    After a two-month absence, we’re back this week with Episode 34 of the “Ask The Low-Carb Experts” podcast. One of the biggest criticisms of the low-carb diet over the years is that it sacrifices choosing the best quality foods in favor of the simple process of cutting carbohydrates. But in 2013, that’s not the reality of what most of us low-carbers are actually doing. The challenge that we face as carb-conscious consumers is in balancing our desire to control the amount of carbohydrates we consume with the need to obtain the most nutrition out of the foods we eat. That’s where our guest experts Dr. Jayson and Mira Calton come into play. In 2013, they’re back with a brand new book releasing on February 26th entitled Rich Food Poor Food: The Ultimate Grocery Purchasing System (GPS) that serves as a virtual guide for how to go shopping without getting confused by slick marketing by food companies.

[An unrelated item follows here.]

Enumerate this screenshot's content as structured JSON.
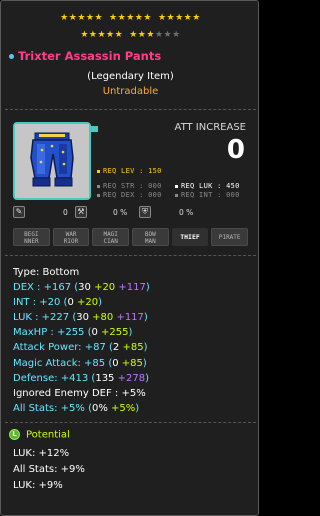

Start getting me your questions NOW regarding the importance of food quality on a low-carb diet for me to ask Dr. Jayson and Mira Calton by e-mailing them to AskTheLowCarbExperts@gmail.com no later than 3PM ET on the day the podcast airs. You can also ask your question LIVE on my show by calling (712) 432-0900 or Skype the show for FREE by calling the username freeconferencing.7124320900. Whether you call or Skype, be sure to use the access code 848908. Listen LIVE and leave us a review at iTunes if you like what you hear. This is your chance to interact with the best nutritional health experts in the world, so don’t be bashful. We’re glad to be back and look forward to sharing a brand new episode of “Ask The Low-Carb Experts” with you this week.

    If you have something to share about what you heard on “The Livin’ La Vida Low-Carb Show,” then drop us an e-mail at our dedicated podcast e-mail address–LLVLCShow@gmail.com. We’d love to hear from you about what you think about the show, interview guest suggestions, show topics, and anything else you want to share! I LOVE hearing from my listeners, so share what’s on your mind. And we’d so appreciate it if you left us a review for the podcast on iTunes–just CLICK HERE and leave us a few sentences about what impact the podcast has made on your life.

    • bjjcaveman

      Great show!

    • Danny Albers

      Great interview confirming two things about Timothy, for his sport not keto but definately a fat burner eating far less carby then most runners, likely far less carbs then most eat during a 26 mile marathon. You cannot do that if not burning fat!

      And that Timothy is a helluva guy!